It is worth the effort, that is, if you can find his works to plow through.  And that is no easy matter either.  Virtually all of his books have long been out of print.  Reprints are not only few and far between, they tend to be scanned from antiquarian library copies rather than newly, clearly typeset.  You can find quite an array of titles in the Google Books and Guttenberg Project digital collections—but, they lack the context that good introductory essays, explanatory footnotes and historical references, and deep indexing might provide. 

I have long thought that something like what James Bratt has undertaken to rehabilitate the life and work of Abraham Kuyper (especially his Centennial Reader and forthcoming magisterial biography), needs to be done for the life and work of Chalmers.  But until someone is able to take up that substantial mantle, we will have to content ourselves with a handful of scattered resources.

The first book that I always send readers to is the short profile by John Roxborough and Stuart Piggen entitled, The St. Andrew Seven  (Banner of Truth).  Though not entirely about Chalmers (most of the text is devoted to six of his students and the way he influenced the trajectory of their lives and ministries) it is nevertheless the best single, accessible work available in a modern edition.

The doctoral thesis of John Roxborogh is likewise very helpful.  Thomas Chalmers: Enthusiast For Mission (Rutherford House and Paternoster Press) is a concise examination of the parish vision and missional structure Chalmers helped to institutionalize in the Free Kirk.

In terms of biography, the most helpful work currently in print is a single chapter in Iain Murray’s A Scottish Christian Heritage (Banner of Truth).  As he always seems to be able to do, Murray captures the heart and soul of both the Gospel message and the human, historical means by which that message is proclaimed in this poor fallen world.

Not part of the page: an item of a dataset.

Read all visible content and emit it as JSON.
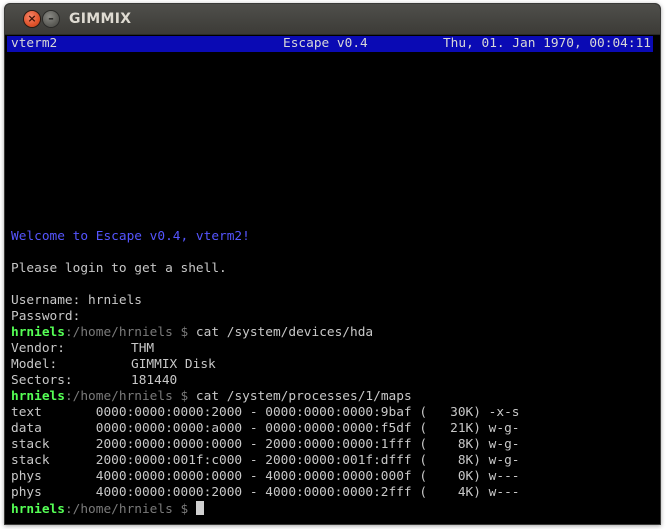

Another helpful doctoral dissertation recently published, but alas now out of print, is Stephen Brown’s Thomas Chalmers and the Godly Commonwealth (Oxford).  Serving as a critical biography, the work affords useful balance to the historical and theological reader.

Of the nearly one hundred works actually written by Chalmers, only the two volumes of his Sabbath Scripture Readings (Solid Ground) and his Letters (Banner of Truth) remain in print.  The Readings are delightful Lectio Divina meditations on individual chapters of Scripture written for his personal devotions during the last few years of his life.  They provide us with a remarkable glimpse into both his heart and his ministry, his piety and his hermeneutic.  The Letters portray the great man at work, at home, on the stump, in the midst of controversy, in the classroom, and amongst his brethren in a way that only a collection of personal correspondence possibly could.

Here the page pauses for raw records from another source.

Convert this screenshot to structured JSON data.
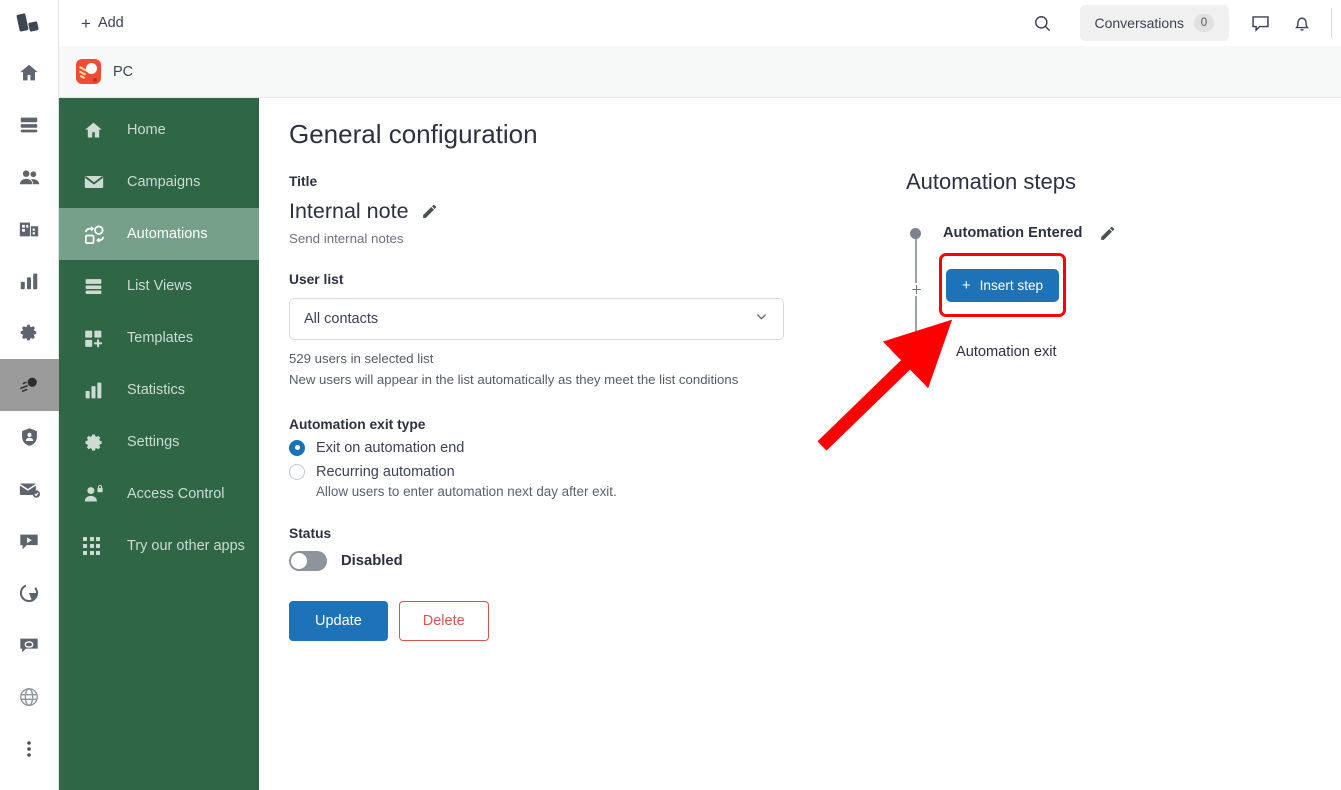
{
  "topbar": {
    "add_label": "Add",
    "search_icon": "search-icon",
    "conversations_label": "Conversations",
    "conversations_count": "0",
    "chat_icon": "chat-bubble-icon",
    "bell_icon": "bell-icon"
  },
  "breadcrumb": {
    "account_label": "PC",
    "logo_color": "#ef4c35"
  },
  "rail": {
    "logo_icon": "app-logo-icon",
    "items": [
      {
        "icon": "home-icon",
        "active": false
      },
      {
        "icon": "list-icon",
        "active": false
      },
      {
        "icon": "users-icon",
        "active": false
      },
      {
        "icon": "building-icon",
        "active": false
      },
      {
        "icon": "bar-chart-icon",
        "active": false
      },
      {
        "icon": "gear-icon",
        "active": false
      },
      {
        "icon": "comet-automation-icon",
        "active": true
      },
      {
        "icon": "shield-user-icon",
        "active": false
      },
      {
        "icon": "mail-check-icon",
        "active": false
      },
      {
        "icon": "video-icon",
        "active": false
      },
      {
        "icon": "pie-chart-icon",
        "active": false
      },
      {
        "icon": "speech-bubble-icon",
        "active": false
      },
      {
        "icon": "globe-icon",
        "active": false
      },
      {
        "icon": "more-vertical-icon",
        "active": false
      }
    ]
  },
  "sidebar": {
    "active_color": "#77a08a",
    "background_color": "#2e6646",
    "items": [
      {
        "label": "Home",
        "icon": "home-icon",
        "active": false
      },
      {
        "label": "Campaigns",
        "icon": "envelope-icon",
        "active": false
      },
      {
        "label": "Automations",
        "icon": "automation-flow-icon",
        "active": true
      },
      {
        "label": "List Views",
        "icon": "list-stack-icon",
        "active": false
      },
      {
        "label": "Templates",
        "icon": "template-plus-icon",
        "active": false
      },
      {
        "label": "Statistics",
        "icon": "bar-chart-icon",
        "active": false
      },
      {
        "label": "Settings",
        "icon": "gear-icon",
        "active": false
      },
      {
        "label": "Access Control",
        "icon": "user-lock-icon",
        "active": false
      },
      {
        "label": "Try our other apps",
        "icon": "apps-grid-icon",
        "active": false
      }
    ]
  },
  "main": {
    "page_title": "General configuration",
    "title_field": {
      "label": "Title",
      "value": "Internal note",
      "edit_icon": "pencil-icon",
      "hint": "Send internal notes"
    },
    "user_list": {
      "label": "User list",
      "selected": "All contacts",
      "caret_icon": "chevron-down-icon",
      "count_text": "529 users in selected list",
      "auto_text": "New users will appear in the list automatically as they meet the list conditions"
    },
    "exit_type": {
      "label": "Automation exit type",
      "options": [
        {
          "label": "Exit on automation end",
          "selected": true,
          "sub": ""
        },
        {
          "label": "Recurring automation",
          "selected": false,
          "sub": "Allow users to enter automation next day after exit."
        }
      ]
    },
    "status": {
      "label": "Status",
      "toggle_state": "off",
      "toggle_label": "Disabled"
    },
    "actions": {
      "update_label": "Update",
      "delete_label": "Delete",
      "primary_color": "#1d72b8",
      "danger_color": "#d9534f"
    }
  },
  "steps": {
    "title": "Automation steps",
    "entered_label": "Automation Entered",
    "entered_edit_icon": "pencil-icon",
    "plus_node_icon": "plus-icon",
    "insert_label": "Insert step",
    "insert_plus_icon": "plus-icon",
    "exit_label": "Automation exit",
    "exit_icon": "exit-arrow-icon",
    "highlight_color": "#ff0000"
  },
  "annotation": {
    "arrow_color": "#ff0000",
    "arrow_target": "insert-step-button"
  }
}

Of his sermons, only The Expulsive Power of a New Affection is widely available.  It is genius and certainly warrants the attentions of serious students of the Gospel.  But a host of his other works are as valuable.  A new, annotated edition of his most accessible works should be a high priority for an enterprising publisher—as would a new comprehensive biography and in-depth studies of his parish vision, missional strategies, and church planting endeavors. 

Chalmers once asserted, “No matter how large, your vision is too small.”  My own vision for recovering the work of Chalmers from undue obscurity is large, but I am quite certain that in this too, he is right: it remains too small. 

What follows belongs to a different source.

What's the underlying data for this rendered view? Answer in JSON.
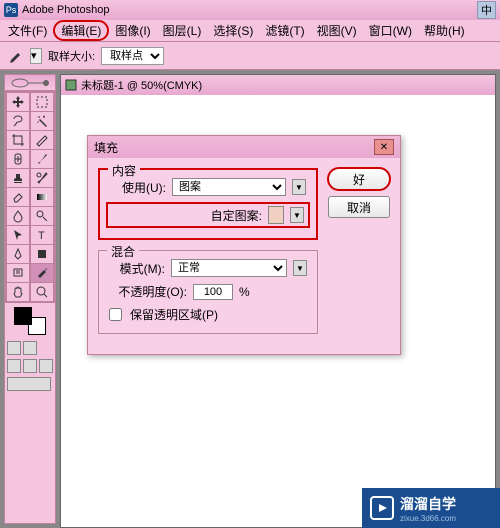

Postscript: I have been “working” on several volumes for the past several years.  At least a couple of them will see the light of day very soon: a new annotated edition of the Keystone Memory System devised by Chalmers will be released as an e-book within the month; a very abbreviated, annotated collection of his sermons will be ready as a digital download shortly after the first of the year; a collection of my talks on Chalmers and his reforming vision should be ready by Spring; and both my big biography and my analysis of the parish system he recovered are on the drawing boards.  I even have titles for both: A Wider Diameter of Light for the former; Parish Life for the latter.